The first step in the process is for the student to identify a narrow and focused topic of inquiry that reflects in science education. This is done through an iterative process with the student’s Major Professor that results in the question(s) under consideration must include a rationale with appropriate references that is then distributed to the other members of the program committee for input. The committee members may provide written feedback or elect to approve the contract in its present form.

In some cases, this may serve as a "pilot study" for an aspect of a potential dissertation. The student prepares a written research report on based on the focus of the inquiry. The research paper must conform to APA guidelines and employ methodologies appropriate to the nature of the inquiry (i.e., quantitative and/or qualitative procedures). The overarching criterion is whether the student has demonstrated a readiness to move from the coursework phase of the program to the final development of a dissertation proposal. Much of that determination is based on evidence that the candidate is able to articulate researchable assertions or questions, develop a theoretically sound methodological framework, make a compelling case for their arguments, describe their research and relevant related work that is needed to increase our understanding of the issue(s) under review, and draw explicit connections to practice.

The student needs to gain unanimous support of the finished report from all committee members. If consensus in not reached, the committee will suggest what specific issues need to be addressed and the student will be allowed to submit the paper a second and final time.
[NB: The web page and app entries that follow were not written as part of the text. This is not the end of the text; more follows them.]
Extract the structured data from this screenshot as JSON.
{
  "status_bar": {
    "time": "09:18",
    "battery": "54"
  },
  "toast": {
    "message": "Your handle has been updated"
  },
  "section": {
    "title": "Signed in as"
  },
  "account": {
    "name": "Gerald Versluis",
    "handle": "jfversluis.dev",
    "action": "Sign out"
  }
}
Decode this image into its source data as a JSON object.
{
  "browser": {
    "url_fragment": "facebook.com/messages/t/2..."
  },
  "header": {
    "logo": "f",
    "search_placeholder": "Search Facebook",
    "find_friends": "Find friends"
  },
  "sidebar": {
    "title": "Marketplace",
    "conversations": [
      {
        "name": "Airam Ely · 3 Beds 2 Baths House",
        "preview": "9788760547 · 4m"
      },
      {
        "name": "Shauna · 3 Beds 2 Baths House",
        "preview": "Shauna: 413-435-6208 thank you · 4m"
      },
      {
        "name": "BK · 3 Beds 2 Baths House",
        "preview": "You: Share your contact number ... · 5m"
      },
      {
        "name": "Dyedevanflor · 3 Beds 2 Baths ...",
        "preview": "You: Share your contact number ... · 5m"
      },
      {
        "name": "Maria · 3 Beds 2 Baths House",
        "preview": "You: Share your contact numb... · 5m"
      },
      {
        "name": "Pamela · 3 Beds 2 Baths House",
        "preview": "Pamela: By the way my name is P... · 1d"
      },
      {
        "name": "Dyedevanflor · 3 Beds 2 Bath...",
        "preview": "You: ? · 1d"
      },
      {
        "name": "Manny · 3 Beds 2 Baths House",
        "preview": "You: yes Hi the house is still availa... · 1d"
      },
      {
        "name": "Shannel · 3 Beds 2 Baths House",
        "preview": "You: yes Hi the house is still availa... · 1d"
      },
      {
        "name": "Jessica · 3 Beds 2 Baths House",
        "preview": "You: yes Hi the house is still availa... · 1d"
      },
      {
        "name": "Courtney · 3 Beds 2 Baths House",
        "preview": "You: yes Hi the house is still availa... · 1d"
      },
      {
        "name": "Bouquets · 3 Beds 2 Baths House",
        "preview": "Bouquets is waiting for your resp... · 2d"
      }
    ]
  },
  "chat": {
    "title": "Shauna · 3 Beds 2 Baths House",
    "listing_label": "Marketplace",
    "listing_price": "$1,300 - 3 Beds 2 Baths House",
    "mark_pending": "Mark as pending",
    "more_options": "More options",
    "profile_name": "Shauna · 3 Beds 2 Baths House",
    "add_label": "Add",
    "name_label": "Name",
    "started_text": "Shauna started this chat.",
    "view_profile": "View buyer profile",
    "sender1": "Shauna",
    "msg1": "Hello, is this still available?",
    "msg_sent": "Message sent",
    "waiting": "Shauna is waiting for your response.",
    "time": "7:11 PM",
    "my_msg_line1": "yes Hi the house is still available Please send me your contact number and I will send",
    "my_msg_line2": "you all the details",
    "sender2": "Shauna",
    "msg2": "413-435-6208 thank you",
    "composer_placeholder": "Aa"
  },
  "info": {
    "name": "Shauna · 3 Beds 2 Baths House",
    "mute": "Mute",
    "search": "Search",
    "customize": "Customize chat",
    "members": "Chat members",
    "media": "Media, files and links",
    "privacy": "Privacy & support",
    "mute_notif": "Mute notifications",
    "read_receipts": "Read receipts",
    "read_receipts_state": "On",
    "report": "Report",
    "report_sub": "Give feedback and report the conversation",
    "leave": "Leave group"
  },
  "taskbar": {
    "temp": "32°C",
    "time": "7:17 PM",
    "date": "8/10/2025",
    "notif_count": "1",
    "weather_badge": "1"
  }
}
Failure of the second exam will result in termination of degree candidacy.